Aim of the task → Give the number of lines in this listing that contain "selected", with no other words.

START Records supplied

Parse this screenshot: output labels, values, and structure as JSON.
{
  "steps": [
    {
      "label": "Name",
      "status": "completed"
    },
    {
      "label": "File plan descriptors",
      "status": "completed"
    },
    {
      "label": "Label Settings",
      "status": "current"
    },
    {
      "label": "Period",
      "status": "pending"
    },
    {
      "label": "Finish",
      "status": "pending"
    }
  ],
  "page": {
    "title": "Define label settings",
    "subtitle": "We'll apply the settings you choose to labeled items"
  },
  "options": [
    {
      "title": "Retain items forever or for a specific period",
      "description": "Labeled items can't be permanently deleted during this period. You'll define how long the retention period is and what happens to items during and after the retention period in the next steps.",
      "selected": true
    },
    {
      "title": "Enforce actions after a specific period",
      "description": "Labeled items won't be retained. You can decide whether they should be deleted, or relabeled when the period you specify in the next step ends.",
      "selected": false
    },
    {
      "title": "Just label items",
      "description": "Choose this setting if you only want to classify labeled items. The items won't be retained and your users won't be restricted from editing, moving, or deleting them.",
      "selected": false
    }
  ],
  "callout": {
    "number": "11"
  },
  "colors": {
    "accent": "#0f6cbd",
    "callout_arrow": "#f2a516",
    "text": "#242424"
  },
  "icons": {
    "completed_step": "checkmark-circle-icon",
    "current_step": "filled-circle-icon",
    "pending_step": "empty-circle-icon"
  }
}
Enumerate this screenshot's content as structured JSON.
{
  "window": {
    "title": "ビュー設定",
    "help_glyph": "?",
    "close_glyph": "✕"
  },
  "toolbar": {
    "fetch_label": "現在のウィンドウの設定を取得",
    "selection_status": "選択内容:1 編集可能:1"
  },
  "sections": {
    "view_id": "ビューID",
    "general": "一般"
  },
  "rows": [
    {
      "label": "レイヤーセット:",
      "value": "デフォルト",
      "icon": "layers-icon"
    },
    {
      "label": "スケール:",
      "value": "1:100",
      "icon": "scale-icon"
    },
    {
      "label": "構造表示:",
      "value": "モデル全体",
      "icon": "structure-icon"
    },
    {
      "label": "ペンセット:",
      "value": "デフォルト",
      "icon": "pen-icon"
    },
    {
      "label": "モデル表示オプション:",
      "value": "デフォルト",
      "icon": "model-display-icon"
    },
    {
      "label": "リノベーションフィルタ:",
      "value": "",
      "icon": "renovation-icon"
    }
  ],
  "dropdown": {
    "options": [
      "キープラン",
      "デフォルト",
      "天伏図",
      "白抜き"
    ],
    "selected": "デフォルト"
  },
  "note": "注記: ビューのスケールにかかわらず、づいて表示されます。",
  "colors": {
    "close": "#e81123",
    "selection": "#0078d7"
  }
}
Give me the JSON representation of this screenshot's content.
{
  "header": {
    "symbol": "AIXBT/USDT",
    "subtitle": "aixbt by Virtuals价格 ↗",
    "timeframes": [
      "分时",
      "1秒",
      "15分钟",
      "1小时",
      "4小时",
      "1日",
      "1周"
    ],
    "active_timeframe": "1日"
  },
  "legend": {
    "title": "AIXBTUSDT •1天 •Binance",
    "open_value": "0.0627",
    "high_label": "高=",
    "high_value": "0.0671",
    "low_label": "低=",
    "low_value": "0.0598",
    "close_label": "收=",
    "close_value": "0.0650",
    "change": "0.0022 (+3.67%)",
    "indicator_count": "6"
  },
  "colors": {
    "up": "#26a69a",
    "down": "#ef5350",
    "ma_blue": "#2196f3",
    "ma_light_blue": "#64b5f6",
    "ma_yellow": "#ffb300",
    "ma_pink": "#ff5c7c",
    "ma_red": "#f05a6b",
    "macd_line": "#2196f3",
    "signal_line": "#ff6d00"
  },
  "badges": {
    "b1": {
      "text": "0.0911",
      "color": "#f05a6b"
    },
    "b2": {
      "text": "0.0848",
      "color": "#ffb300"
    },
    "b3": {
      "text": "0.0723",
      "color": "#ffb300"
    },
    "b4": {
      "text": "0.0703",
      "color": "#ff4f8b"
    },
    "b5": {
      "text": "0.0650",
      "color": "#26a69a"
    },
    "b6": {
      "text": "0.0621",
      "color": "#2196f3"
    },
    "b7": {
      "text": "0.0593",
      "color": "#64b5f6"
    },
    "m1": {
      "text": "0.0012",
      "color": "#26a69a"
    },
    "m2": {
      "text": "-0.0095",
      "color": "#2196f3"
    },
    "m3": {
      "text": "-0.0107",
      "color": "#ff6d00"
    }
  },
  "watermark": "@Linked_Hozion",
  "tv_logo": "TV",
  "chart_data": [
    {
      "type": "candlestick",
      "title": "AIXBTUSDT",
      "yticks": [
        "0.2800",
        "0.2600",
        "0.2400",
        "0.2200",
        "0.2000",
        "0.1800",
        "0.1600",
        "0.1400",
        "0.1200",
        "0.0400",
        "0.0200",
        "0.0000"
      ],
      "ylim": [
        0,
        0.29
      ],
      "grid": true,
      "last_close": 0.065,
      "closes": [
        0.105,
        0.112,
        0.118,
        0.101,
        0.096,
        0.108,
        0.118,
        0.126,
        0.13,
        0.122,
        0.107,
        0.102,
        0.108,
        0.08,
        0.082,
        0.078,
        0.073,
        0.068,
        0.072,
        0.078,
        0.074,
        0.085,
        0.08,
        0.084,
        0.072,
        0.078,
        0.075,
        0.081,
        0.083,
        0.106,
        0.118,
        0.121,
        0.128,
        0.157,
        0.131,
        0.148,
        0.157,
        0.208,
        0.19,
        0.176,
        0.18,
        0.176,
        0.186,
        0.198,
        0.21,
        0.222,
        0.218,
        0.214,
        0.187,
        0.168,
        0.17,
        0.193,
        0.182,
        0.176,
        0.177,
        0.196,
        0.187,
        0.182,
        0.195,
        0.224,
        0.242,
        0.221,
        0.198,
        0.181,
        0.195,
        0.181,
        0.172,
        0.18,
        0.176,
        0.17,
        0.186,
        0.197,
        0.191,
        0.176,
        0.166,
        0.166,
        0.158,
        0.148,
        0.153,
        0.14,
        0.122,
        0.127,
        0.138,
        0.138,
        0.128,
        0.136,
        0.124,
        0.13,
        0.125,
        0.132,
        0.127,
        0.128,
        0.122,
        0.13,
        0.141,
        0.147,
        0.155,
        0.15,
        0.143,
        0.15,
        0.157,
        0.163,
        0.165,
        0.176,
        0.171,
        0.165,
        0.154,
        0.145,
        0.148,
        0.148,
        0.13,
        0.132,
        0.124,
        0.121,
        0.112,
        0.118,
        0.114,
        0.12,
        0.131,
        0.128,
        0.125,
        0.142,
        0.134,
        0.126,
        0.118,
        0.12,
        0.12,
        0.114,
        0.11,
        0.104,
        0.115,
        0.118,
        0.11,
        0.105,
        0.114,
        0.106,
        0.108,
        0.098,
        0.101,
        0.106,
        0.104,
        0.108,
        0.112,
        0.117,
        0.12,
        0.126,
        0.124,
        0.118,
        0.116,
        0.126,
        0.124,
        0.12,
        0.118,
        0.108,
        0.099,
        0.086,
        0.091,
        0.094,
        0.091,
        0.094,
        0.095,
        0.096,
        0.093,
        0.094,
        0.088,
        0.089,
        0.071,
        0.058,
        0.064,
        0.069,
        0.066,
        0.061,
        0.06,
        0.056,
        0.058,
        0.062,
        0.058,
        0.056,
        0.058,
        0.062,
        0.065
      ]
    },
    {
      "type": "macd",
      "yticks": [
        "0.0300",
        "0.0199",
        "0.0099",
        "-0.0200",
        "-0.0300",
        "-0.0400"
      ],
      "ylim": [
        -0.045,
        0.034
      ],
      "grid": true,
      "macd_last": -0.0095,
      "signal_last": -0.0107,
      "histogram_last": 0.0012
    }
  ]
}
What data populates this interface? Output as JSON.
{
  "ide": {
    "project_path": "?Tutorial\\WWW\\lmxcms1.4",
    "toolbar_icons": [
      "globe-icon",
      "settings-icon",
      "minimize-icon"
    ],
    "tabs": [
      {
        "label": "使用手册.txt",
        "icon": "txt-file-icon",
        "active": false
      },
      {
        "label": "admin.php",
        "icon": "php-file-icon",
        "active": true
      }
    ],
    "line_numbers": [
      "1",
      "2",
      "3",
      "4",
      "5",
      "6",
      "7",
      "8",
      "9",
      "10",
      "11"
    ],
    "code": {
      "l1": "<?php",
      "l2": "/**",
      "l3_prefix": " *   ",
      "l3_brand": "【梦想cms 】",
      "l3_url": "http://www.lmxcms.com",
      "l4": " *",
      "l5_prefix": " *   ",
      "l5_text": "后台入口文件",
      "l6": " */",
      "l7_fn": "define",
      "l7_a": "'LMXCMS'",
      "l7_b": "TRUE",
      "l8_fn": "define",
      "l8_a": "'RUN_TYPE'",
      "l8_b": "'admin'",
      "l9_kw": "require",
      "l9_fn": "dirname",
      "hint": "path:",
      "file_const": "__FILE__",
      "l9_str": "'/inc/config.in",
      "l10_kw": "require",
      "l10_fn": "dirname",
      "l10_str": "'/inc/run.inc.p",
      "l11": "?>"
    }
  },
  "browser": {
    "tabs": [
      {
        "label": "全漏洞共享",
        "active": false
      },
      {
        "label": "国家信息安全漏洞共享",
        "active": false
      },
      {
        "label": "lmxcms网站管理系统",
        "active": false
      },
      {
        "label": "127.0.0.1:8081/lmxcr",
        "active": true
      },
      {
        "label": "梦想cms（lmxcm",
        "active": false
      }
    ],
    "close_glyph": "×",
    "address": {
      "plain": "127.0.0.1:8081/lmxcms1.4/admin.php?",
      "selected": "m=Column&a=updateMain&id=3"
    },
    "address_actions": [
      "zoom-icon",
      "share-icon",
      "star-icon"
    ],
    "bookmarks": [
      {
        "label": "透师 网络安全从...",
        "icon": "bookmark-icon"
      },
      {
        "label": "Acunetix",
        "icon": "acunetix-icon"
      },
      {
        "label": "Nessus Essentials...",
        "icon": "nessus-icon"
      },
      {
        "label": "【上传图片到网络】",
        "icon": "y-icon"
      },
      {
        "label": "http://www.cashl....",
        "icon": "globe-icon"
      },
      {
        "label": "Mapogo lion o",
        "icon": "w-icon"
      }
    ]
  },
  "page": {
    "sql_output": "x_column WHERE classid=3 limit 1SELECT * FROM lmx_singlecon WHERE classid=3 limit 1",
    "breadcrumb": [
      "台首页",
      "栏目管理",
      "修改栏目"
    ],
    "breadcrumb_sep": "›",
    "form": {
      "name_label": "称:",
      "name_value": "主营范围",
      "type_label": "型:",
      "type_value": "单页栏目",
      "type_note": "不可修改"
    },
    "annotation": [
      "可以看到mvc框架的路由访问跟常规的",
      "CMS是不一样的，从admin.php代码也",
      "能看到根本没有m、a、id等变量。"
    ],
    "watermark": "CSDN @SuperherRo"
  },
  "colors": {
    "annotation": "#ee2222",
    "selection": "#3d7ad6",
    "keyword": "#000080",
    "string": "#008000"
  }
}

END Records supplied

Solution to this task → 5